According to official charts from the CIA World Factbook, in 2008, Brazil stood 16th (0.90 percent share) in the proven oil reserve international ranking: a position that keeps the South American country far away from OPEC members such as Venezuela that ranked 7th with a 6.41 percent or Saudi Arabia that leads the market with a 19.66 percent.
Oil reserves are the estimated quantities of crude oil that are claimed to be recoverable under existing economic and operating conditions. The total estimated amount of oil in an oil reservoir, including both producible and non-producible oil, is called oil in place. However, because of reservoir characteristics and limitations in petroleum extraction technologies, only a fraction of this oil can be brought to the surface, and it is only this producible fraction that is considered to be reserves.

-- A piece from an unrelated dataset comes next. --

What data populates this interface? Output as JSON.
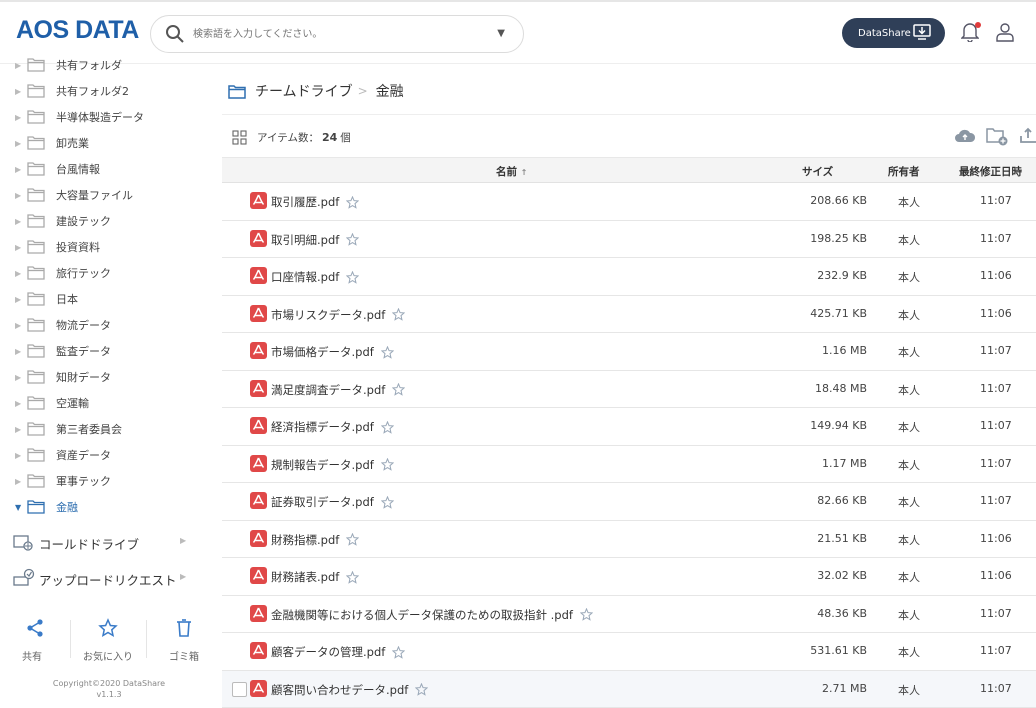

Many oil producing nations do not reveal their reservoir engineering field data, and instead provide unaudited claims for their oil reserves. The numbers disclosed by some national governments are suspected of being manipulated for political reasons. That’s why when it it comes to the matter one may often refer to proved or unproved reserves
Brazil is surely beneath the reserve levels of many other countries, including Canada (13.16 percent share), however the great potential of the Pre-salt area puts the country in a very interesting position.
Brazilian production has grown very rapidly since 1999, increasing by almost fifty percent over the 10 year period. Along with that, oil exports have risen quite incidentally causing the sensitive barrel price to lower because of the greater injection petroleum in the market.
According to the U.S. Government Agency EIA (Energy Information Administration) Brazilian production will rise 7.2 percent in 2009 reaching the 2.54 million barrels a day level. The U.S., China and other smaller countries have imported great quantities of petroleum from Brazil, bringing preoccupation to the OPEC members who feel threatened by the export increase from non-OPEC countries.
“OPEC has done a good job keeping oil in the $50 area, but they will have to cut substantially more, maybe more than they are capable of, if they want higher prices,” said John Kilduff, senior vice president of energy at MF Global Inc. in New York. “You are going to hear greater calls for non-OPEC producers to cooperate and make cuts.”
However export cuts aren’t the only solution the OPEC members have been working on, at least when it comes to dealing with Brazil. The petroleum based organization has several times invited the country to become a member, however, for diverse reasons President Lula and his government always declined the proposal.
President Lula strongly believes that “Brazil shouldn’t export raw materials”. The country leader aims to increase national industrial production and claimed in an earlier interview that there is no reason to enter the OPEC since Brazil “wishes to export oil derived materials and not crude petroleum”.